## TASK ITEM
Check every line of the data for the word "values", and copy those that have it.
++++ MATERIAL SUPPLIED
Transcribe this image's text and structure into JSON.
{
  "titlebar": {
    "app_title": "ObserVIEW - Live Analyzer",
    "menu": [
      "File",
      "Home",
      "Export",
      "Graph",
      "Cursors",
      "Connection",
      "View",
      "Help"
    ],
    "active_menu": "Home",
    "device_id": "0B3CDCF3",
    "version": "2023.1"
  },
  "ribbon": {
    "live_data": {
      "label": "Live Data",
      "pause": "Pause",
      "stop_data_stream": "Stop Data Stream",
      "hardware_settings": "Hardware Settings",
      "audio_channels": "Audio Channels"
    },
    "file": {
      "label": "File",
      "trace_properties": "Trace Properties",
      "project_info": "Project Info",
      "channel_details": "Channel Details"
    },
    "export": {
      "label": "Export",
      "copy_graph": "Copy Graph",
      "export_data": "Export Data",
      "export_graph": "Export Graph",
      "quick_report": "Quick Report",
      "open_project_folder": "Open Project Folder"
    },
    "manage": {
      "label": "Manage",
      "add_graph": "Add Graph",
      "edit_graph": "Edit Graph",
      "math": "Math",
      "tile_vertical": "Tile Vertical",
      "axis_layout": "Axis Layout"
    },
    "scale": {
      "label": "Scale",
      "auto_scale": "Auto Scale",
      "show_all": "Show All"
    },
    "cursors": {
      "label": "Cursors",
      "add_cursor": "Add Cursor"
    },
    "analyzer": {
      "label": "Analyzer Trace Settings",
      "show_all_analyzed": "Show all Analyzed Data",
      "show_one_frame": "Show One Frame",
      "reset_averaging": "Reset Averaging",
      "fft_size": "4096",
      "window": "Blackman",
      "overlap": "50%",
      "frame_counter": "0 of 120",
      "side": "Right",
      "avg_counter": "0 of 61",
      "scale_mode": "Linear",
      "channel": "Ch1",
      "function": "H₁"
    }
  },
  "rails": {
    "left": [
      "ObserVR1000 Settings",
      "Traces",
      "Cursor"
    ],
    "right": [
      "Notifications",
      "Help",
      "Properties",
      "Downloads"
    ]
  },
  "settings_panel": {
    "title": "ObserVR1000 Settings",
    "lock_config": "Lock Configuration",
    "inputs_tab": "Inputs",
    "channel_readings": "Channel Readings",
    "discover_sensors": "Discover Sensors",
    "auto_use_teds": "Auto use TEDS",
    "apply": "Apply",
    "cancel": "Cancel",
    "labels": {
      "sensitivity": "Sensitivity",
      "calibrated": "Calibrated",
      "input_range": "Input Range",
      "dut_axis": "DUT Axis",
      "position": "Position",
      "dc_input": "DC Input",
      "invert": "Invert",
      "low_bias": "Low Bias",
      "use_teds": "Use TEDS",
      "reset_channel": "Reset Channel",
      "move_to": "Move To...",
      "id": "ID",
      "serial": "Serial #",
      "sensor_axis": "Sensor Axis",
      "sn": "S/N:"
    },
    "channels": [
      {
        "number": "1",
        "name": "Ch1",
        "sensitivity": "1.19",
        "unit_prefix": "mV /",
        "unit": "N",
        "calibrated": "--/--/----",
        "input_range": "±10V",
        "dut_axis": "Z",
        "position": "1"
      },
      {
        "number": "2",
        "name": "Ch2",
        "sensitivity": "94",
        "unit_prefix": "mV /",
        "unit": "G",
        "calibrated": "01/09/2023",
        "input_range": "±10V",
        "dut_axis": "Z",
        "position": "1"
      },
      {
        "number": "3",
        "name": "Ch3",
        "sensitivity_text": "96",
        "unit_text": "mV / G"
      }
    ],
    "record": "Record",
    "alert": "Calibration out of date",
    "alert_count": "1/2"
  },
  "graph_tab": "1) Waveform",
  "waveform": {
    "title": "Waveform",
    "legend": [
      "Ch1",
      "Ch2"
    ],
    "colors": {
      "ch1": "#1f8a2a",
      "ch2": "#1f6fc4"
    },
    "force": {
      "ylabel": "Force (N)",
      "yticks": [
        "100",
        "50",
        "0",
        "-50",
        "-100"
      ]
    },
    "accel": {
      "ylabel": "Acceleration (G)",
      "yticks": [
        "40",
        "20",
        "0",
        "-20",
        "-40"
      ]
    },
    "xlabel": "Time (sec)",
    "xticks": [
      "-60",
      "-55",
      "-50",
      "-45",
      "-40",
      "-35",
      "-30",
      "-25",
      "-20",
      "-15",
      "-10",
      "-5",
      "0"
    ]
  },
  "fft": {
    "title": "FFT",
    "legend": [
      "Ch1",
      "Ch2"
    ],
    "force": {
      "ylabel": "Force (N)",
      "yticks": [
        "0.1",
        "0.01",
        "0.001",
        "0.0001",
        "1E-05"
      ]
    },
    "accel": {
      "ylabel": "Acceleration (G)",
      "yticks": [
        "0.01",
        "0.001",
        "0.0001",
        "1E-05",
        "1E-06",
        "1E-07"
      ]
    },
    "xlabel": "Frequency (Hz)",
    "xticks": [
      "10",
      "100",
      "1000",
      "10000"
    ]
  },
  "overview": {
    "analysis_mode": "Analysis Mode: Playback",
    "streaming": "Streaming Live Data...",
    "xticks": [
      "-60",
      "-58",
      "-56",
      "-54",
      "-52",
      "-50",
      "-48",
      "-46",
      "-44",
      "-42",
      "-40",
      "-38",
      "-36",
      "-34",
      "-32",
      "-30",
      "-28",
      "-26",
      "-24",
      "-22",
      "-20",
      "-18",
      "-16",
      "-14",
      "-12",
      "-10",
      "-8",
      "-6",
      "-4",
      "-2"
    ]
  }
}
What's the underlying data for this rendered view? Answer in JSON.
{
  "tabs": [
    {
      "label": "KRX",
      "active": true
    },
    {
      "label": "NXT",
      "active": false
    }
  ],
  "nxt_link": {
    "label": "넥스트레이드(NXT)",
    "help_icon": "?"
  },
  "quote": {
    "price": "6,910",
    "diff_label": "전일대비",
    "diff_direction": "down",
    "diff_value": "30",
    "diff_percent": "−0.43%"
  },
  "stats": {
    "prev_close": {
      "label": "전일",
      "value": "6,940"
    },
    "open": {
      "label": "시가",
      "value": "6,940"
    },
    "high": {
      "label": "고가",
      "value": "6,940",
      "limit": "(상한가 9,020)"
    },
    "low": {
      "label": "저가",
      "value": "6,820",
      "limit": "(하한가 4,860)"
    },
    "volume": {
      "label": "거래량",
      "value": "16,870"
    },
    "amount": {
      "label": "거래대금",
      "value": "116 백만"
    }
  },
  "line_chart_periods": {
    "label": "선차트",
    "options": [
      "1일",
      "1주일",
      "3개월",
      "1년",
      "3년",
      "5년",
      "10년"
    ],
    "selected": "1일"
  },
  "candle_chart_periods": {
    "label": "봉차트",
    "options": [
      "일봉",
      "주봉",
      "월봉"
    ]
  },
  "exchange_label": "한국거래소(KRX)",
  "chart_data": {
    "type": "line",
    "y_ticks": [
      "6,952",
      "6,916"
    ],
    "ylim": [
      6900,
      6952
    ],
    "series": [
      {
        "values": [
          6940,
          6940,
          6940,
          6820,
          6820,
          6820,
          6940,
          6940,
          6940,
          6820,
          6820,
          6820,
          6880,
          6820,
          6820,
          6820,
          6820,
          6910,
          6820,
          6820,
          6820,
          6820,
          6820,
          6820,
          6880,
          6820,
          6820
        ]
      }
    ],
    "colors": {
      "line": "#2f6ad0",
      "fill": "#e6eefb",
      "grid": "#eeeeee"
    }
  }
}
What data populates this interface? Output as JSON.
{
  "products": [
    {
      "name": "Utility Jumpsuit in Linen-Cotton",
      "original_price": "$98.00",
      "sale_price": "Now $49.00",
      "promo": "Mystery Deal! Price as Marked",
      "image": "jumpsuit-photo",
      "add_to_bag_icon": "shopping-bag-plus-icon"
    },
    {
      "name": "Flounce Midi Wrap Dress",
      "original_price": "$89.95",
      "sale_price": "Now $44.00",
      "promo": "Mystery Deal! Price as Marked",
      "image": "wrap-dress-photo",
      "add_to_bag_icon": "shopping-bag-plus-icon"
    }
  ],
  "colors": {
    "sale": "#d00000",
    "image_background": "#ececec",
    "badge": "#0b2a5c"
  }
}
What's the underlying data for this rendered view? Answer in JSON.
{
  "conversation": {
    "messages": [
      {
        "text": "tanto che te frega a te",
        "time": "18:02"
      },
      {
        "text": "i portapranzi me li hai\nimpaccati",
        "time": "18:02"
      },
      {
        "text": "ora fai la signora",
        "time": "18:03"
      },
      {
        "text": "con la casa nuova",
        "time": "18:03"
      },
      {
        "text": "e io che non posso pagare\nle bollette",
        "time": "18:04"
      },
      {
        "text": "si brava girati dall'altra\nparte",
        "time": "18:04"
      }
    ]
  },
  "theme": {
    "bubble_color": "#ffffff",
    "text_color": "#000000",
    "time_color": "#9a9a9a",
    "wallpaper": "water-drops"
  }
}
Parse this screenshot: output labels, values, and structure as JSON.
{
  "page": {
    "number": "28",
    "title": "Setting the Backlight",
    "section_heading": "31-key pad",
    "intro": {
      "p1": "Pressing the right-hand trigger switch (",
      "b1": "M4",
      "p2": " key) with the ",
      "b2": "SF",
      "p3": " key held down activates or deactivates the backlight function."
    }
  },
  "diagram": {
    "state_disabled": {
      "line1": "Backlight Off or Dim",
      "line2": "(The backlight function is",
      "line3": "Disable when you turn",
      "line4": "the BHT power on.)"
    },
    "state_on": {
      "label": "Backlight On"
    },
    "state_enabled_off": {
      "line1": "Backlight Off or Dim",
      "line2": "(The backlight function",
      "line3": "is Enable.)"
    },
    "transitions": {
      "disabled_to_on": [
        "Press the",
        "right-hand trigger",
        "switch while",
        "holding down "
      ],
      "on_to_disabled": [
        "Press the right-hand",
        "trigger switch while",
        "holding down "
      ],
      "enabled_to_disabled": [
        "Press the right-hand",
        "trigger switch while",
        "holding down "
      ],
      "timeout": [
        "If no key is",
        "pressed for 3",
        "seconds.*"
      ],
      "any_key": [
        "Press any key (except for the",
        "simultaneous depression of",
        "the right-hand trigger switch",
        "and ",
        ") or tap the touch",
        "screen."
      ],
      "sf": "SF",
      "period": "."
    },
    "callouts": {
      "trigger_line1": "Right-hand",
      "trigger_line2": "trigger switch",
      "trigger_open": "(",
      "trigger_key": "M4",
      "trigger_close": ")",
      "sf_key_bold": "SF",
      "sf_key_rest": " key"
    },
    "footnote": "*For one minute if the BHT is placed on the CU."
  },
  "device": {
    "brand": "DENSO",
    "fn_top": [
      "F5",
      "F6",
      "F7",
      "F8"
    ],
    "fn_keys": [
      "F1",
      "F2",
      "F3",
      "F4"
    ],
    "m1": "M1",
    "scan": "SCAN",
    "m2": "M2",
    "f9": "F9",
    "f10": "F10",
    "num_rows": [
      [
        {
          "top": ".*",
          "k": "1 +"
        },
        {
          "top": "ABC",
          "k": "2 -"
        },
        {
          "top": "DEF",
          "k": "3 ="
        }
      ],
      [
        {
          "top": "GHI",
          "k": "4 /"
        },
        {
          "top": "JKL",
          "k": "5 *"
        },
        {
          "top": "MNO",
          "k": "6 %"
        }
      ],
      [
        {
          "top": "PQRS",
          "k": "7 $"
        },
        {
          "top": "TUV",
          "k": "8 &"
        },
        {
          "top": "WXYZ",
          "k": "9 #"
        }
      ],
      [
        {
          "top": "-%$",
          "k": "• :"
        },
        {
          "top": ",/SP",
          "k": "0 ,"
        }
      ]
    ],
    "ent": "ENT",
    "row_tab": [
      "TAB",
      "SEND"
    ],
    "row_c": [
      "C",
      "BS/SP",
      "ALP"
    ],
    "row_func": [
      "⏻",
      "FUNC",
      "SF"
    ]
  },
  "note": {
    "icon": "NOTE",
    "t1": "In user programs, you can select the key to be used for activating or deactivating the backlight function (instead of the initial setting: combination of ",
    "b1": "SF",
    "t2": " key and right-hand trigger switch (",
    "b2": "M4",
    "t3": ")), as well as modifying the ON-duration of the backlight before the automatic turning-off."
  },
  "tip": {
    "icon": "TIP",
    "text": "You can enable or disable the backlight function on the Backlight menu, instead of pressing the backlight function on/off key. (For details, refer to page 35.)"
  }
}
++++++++
## WRITTEN RESPONSE
        "values": [
Parse this screenshot: output labels, values, and structure as JSON.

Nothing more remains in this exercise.